Meeting 2 summary. This second meeting began with a review of the group's goals (to investigate how within-population trait variation alters the outcome of familiar ecological models). The remainder of the first day was spent on presentations of work in progress, including outlines of two review papers that are in preparation, and three models. The second day of the working group involved work by break-out groups focused on exploring specific models of (1) evolution of migration rates (now submitted for review), (2) quantitative genetic variance in apparent competition (close to submission), (3) size variance within species in food webs, (4) variance and interspecific competition, and (5) effects of diet variation on food chain coupling. The third day was split between a field trip to the Smoky Mountain National Park, and a large group discussion revising the outline of the main review paper (now being written for Trends in Ecology and Evolution). The final day was focused on making progress on individual and sub-group projects in break-out groups, including an extensive discussion of food web models. Between this meeting and our final (February 2011) meeting, the plan is to submit the two review papers and manuscripts on at least three of the model projects. One meeting participant is also spearheading an application for a symposium at the 2011 Ecological Society of America meeting.
|Meeting 3: Feb 10-12, 2011||Agenda (PDF)||Participants||Evaluation report (PDF)|
Meeting 3 summary. During this third and final meeting of the Ecology of Niche Variation Working Group, the meeting time was almost exclusively devoted to work by various small groups of people, either concluding projects initiated at previous meetings (one manuscript was revised for resubmission, another was completed), or initiating new collaborative projects. Collectively, work by the group over the past three meetings has expanded the body of theory demonstrating that within-species variation can profoundly alter population and community dynamics.
NIMBioS Working Groups are chosen to focus on major scientific questions at the interface between biology and mathematics. NIMBioS is particularly interested in questions that integrate diverse fields, require synthesis at multiple scales, and/or make use of or require development of new mathematical/computational approaches. NIMBioS Working Groups are relatively small (10-12 participants), focus on a well-defined topic, and have well-defined goals and metrics of success.

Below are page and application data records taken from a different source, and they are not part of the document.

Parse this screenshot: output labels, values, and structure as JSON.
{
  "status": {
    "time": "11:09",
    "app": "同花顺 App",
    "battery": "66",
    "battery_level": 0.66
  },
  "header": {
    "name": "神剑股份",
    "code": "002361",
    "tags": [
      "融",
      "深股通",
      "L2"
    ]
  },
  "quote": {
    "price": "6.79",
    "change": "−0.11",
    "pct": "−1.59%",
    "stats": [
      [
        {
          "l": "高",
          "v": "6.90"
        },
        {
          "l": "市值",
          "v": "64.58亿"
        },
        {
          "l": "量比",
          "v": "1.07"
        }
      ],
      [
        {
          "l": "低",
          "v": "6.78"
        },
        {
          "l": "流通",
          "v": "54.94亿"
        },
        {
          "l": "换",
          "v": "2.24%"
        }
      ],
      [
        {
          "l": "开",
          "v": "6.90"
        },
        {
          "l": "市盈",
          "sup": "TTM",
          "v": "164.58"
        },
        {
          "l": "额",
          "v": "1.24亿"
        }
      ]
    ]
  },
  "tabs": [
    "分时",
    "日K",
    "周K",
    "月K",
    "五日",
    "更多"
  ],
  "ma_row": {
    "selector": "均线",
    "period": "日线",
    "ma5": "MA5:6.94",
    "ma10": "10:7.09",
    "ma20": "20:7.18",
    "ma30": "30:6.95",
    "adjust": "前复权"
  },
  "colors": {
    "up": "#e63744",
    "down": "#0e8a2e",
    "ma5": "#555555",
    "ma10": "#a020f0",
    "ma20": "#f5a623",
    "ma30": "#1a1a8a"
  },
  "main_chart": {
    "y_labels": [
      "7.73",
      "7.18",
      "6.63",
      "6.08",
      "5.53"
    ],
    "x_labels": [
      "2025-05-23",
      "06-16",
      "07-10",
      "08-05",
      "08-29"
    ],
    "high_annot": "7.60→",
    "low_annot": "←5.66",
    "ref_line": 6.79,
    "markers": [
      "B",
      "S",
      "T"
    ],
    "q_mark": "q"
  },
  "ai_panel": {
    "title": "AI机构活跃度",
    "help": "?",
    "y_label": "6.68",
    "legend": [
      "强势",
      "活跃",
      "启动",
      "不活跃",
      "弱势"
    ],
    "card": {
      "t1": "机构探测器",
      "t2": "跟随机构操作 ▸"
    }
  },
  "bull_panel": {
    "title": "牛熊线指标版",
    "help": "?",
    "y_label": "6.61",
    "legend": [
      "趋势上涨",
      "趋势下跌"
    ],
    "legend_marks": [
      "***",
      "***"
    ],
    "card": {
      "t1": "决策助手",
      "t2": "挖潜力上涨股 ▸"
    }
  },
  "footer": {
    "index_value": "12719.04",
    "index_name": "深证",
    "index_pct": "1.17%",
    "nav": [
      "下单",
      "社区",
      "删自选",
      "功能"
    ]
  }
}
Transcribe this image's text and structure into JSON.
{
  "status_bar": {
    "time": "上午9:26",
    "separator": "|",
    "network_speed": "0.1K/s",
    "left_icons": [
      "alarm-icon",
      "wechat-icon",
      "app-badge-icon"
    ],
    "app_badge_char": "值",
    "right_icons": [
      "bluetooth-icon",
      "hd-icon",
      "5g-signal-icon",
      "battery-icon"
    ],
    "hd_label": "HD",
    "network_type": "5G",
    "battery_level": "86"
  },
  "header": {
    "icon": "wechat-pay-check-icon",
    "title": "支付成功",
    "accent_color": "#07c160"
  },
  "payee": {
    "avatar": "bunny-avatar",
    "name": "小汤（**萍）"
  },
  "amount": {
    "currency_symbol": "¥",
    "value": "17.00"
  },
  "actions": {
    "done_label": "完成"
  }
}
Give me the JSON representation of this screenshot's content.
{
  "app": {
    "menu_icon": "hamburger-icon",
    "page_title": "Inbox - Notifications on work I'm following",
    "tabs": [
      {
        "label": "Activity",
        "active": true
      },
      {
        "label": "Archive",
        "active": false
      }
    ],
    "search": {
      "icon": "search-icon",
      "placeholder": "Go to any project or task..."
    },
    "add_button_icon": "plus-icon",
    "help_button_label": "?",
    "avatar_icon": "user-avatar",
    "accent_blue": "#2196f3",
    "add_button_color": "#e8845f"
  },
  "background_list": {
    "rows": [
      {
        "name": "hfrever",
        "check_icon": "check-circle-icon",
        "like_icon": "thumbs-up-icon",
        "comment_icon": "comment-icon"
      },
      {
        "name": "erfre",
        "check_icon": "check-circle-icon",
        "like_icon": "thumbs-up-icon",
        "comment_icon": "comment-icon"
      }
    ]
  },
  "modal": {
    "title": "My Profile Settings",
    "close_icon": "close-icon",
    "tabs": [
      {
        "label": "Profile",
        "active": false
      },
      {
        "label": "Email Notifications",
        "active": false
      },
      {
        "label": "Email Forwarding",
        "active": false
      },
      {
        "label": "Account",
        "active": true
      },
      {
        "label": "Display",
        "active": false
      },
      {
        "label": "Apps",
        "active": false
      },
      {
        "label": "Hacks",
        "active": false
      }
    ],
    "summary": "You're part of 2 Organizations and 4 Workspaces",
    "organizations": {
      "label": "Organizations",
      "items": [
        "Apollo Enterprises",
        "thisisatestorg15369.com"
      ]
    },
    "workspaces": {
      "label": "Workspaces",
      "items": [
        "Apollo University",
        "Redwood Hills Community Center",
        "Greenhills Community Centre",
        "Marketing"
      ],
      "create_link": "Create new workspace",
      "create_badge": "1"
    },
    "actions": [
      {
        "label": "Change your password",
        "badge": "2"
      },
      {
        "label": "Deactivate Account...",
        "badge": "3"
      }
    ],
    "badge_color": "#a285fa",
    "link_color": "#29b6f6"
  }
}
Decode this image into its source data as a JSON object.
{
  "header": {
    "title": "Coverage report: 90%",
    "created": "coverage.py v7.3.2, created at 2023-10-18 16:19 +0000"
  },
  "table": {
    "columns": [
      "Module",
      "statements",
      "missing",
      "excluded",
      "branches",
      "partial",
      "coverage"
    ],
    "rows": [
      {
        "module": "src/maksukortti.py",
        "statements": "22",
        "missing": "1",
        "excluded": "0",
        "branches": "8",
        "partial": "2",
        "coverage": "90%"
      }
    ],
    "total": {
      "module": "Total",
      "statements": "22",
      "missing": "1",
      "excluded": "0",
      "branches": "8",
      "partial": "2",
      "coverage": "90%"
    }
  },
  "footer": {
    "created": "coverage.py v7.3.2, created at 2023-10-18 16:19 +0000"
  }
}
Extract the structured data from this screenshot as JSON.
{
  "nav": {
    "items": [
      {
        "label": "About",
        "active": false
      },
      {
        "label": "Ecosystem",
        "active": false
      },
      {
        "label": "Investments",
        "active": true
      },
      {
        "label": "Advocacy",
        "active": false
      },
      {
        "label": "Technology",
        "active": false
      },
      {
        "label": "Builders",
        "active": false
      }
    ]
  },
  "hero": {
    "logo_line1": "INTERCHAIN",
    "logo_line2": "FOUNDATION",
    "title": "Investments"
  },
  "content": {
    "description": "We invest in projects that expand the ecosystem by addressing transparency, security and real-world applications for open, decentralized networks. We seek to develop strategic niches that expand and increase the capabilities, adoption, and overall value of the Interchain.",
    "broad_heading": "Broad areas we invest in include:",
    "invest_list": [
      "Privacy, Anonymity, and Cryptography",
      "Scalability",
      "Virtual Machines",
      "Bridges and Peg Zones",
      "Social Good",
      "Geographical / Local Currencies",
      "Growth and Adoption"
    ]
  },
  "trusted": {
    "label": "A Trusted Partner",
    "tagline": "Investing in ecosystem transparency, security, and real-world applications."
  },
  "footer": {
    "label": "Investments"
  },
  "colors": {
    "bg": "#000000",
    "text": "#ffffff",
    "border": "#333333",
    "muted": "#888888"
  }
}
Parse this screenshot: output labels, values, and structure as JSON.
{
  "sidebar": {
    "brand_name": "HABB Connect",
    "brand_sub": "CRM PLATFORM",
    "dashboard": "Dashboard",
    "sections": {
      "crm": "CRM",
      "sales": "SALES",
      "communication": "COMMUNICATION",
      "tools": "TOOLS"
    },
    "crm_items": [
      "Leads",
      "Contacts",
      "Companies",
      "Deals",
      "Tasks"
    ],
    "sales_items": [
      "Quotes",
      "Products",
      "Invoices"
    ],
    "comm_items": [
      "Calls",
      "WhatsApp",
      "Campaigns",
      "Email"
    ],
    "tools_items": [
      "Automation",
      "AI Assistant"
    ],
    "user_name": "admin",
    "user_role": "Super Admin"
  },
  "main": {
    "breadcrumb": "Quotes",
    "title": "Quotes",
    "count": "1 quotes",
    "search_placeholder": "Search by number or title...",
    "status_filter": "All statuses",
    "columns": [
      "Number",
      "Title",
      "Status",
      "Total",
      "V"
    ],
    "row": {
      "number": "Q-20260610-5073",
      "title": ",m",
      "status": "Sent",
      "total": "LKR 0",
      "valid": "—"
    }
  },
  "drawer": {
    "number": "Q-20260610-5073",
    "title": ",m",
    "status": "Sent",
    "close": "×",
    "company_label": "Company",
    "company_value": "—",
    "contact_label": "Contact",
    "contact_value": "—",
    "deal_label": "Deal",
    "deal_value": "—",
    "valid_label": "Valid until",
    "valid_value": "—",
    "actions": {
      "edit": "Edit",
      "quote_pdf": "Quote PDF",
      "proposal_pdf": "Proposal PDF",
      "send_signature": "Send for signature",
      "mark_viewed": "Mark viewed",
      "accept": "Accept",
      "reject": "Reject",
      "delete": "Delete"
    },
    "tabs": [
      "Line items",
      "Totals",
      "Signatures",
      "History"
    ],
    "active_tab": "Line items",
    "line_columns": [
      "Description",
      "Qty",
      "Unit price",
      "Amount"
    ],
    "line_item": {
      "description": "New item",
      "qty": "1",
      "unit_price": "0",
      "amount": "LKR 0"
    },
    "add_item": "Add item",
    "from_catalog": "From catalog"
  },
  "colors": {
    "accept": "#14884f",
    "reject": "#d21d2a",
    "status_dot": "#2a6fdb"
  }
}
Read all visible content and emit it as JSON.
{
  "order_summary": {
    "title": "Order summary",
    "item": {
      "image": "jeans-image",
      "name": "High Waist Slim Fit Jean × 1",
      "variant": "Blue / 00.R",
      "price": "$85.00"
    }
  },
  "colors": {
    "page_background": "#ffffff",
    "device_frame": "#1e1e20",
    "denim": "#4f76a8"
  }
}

Working Groups will typically meet 2-4 times over a two-year period, with each meeting lasting 3-5 days; however, the number of participants, number of meetings, and duration of each meeting is flexible, depending on the needs and goals of the Group.